**EXERCISE DESCRIPTION**
Print the data exactly as it appears, keeping every word.

┌──

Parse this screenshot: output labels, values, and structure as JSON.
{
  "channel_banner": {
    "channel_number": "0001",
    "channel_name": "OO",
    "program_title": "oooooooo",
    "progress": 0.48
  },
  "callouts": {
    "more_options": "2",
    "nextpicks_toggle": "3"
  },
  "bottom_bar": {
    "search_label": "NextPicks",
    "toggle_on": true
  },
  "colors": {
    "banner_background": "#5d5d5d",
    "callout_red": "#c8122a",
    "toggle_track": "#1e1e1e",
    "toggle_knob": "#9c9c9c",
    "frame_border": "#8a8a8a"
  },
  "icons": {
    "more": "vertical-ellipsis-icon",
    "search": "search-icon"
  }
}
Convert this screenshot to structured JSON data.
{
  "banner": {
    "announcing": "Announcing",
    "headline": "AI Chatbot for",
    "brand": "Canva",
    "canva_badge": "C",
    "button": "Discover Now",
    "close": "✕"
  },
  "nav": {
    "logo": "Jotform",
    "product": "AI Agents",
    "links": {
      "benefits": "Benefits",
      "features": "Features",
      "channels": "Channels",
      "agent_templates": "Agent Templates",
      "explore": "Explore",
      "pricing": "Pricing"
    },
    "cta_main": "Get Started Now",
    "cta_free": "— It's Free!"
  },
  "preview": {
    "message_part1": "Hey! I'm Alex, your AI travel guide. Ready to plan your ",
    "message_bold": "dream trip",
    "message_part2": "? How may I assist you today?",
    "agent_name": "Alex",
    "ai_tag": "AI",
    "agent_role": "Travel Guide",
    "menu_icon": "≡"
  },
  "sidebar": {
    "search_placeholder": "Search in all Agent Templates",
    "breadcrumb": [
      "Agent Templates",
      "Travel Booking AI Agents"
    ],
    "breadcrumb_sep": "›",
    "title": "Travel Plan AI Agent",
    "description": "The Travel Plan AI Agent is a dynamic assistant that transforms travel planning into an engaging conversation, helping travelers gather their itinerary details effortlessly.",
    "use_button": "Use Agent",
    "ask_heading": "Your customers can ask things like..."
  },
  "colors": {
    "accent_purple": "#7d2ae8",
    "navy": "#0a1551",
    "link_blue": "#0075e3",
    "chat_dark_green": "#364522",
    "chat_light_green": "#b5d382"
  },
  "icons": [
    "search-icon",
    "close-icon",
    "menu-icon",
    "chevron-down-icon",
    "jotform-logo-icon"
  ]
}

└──

**SOLUTION BELOW**
Parse this screenshot: output labels, values, and structure as JSON.
{
  "channel_banner": {
    "channel_number": "0001",
    "channel_name": "OO",
    "program_title": "oooooooo",
    "progress": 0.48
  },
  "callouts": {
    "more_options": "2",
    "nextpicks_toggle": "3"
  },
  "bottom_bar": {
    "search_label": "NextPicks",
    "toggle_on": true
  },
  "colors": {
    "banner_background": "#5d5d5d",
    "callout_red": "#c8122a",
    "toggle_track": "#1e1e1e",
    "toggle_knob": "#9c9c9c",
    "frame_border": "#8a8a8a"
  },
  "icons": {
    "more": "vertical-ellipsis-icon",
    "search": "search-icon"
  }
}
Convert this screenshot to structured JSON data.
{
  "banner": {
    "announcing": "Announcing",
    "headline": "AI Chatbot for",
    "brand": "Canva",
    "canva_badge": "C",
    "button": "Discover Now",
    "close": "✕"
  },
  "nav": {
    "logo": "Jotform",
    "product": "AI Agents",
    "links": {
      "benefits": "Benefits",
      "features": "Features",
      "channels": "Channels",
      "agent_templates": "Agent Templates",
      "explore": "Explore",
      "pricing": "Pricing"
    },
    "cta_main": "Get Started Now",
    "cta_free": "— It's Free!"
  },
  "preview": {
    "message_part1": "Hey! I'm Alex, your AI travel guide. Ready to plan your ",
    "message_bold": "dream trip",
    "message_part2": "? How may I assist you today?",
    "agent_name": "Alex",
    "ai_tag": "AI",
    "agent_role": "Travel Guide",
    "menu_icon": "≡"
  },
  "sidebar": {
    "search_placeholder": "Search in all Agent Templates",
    "breadcrumb": [
      "Agent Templates",
      "Travel Booking AI Agents"
    ],
    "breadcrumb_sep": "›",
    "title": "Travel Plan AI Agent",
    "description": "The Travel Plan AI Agent is a dynamic assistant that transforms travel planning into an engaging conversation, helping travelers gather their itinerary details effortlessly.",
    "use_button": "Use Agent",
    "ask_heading": "Your customers can ask things like..."
  },
  "colors": {
    "accent_purple": "#7d2ae8",
    "navy": "#0a1551",
    "link_blue": "#0075e3",
    "chat_dark_green": "#364522",
    "chat_light_green": "#b5d382"
  },
  "icons": [
    "search-icon",
    "close-icon",
    "menu-icon",
    "chevron-down-icon",
    "jotform-logo-icon"
  ]
}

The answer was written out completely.